Thales’ Fulmar unmanned aerial system (UAS) is being supplied to the Malaysian Maritime Enforcement Agency (MMEA) to equip six New Generation Patrol Crafts (NGPC).
Fulmar, a small fixed-wing UAS, will be installed on six New Generation Patrol Craft now being built by Destini Shipbuilding and Engineering Sdn Bhd.
The Fulmar features automatic detection and tracking systems and an automatic identification system, which will extend the operational capabilities of the Malaysian maritime surveillance fleet.
The coupling of UAS to Maritime Command & Control applications and C4 ISTAR systems is vital to many Coast Guards and Navies. The Fulmar’s ease of at sea, on the move launch and retrieve capabilities, have shown their capabilities and potential value to Malaysia in the region.
Fulmar will extend the operational capabilities of the Malaysian maritime surveillance fleet, proving a broad range of operational capabilities including counter-piracy, anti-smuggling operations, fisheries policing, and border surveillance.
Automatic detection and tracking systems and Automatic Identification Systems (AIS) deliver unrivaled high-performance surveillance on a flexible platform.
The range of the catapult-launched drone is about 700 kilometers, enabling much greater surveillance of the coastline, as well as coverage of the disputed Spratly Islands.
“As the MMEA seeks to upgrade its surveillance capabilities, the Fulmar provides a competitive solution which complements its state-of-the-art vessels,” said Tan Sri Dato’ Seri Rodzali Bin Daud, chairman of Destini Berhad.
“We are pleased to partner with Thales in further developing the expertise in coastal surveillance in Malaysia.”
Thales employees in Malaysia will provide local training and support for the Fulmar starting this year to ensure knowledge transfer for the system’s operational and maintenance needs.
The supply of Thales’ Fulmar UAS system will enable Malaysia’s maintenance of remote surveillance within the disputed South China Sea area.

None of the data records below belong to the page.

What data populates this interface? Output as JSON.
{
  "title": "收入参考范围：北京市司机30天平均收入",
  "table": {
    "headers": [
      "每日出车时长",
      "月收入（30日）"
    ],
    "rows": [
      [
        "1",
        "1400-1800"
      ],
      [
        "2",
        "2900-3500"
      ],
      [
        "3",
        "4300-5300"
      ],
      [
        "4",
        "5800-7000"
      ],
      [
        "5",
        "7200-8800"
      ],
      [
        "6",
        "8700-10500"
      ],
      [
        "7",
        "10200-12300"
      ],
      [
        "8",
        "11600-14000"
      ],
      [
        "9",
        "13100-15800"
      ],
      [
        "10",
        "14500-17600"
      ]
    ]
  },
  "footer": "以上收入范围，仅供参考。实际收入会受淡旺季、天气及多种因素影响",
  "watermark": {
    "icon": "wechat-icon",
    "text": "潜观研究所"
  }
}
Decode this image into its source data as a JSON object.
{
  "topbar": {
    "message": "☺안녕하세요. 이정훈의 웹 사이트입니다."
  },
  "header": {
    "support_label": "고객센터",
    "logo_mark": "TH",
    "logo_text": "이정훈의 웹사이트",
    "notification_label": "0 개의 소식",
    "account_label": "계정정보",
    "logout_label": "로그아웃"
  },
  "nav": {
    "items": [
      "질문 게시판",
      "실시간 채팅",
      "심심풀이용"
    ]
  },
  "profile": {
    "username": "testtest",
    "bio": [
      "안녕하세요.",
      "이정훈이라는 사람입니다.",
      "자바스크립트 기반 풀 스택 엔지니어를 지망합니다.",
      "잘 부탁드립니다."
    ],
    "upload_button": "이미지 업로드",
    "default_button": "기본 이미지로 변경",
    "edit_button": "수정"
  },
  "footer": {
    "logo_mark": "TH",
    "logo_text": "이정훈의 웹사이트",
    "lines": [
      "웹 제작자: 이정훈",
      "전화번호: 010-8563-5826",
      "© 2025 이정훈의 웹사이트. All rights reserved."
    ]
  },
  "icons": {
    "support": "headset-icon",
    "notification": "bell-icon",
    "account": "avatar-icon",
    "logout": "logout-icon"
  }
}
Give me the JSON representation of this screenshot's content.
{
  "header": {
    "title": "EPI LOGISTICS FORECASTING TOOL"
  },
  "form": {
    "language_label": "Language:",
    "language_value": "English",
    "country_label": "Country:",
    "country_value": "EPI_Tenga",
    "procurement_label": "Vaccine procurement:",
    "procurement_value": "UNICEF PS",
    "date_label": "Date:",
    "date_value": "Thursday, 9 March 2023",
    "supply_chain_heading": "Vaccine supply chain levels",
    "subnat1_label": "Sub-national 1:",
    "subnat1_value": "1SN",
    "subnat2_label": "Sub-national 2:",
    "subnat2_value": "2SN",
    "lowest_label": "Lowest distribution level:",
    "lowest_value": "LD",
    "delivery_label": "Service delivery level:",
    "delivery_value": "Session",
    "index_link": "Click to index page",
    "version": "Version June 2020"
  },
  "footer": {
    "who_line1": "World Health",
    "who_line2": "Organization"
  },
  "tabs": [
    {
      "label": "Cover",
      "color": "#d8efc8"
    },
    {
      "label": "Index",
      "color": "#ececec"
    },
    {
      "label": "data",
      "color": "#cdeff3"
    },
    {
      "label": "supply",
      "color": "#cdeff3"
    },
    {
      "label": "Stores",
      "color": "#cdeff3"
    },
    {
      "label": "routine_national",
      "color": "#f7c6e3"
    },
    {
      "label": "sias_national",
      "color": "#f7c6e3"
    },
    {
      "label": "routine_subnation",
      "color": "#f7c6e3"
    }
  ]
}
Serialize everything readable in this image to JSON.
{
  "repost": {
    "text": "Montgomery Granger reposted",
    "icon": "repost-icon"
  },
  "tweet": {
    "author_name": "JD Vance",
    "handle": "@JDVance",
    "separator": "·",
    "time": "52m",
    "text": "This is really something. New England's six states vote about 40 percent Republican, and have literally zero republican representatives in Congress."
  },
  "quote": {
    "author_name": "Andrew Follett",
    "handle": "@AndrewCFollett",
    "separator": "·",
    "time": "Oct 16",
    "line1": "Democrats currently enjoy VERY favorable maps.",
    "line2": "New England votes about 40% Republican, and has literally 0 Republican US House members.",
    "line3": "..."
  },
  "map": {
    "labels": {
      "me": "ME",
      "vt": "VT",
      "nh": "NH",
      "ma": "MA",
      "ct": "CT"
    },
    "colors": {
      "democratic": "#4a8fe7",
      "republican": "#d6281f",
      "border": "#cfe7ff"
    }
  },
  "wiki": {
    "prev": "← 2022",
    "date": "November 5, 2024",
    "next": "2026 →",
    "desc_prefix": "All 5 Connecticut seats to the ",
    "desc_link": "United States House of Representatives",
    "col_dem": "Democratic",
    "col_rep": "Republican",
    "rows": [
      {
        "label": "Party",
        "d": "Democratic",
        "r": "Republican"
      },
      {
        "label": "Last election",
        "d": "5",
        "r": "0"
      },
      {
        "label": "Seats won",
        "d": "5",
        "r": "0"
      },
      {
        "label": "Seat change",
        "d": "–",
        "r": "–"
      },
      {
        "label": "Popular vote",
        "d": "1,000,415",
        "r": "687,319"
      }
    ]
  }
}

As the area’s geo-importance increases, it’s likely to become a hotbed of innovation and disputes.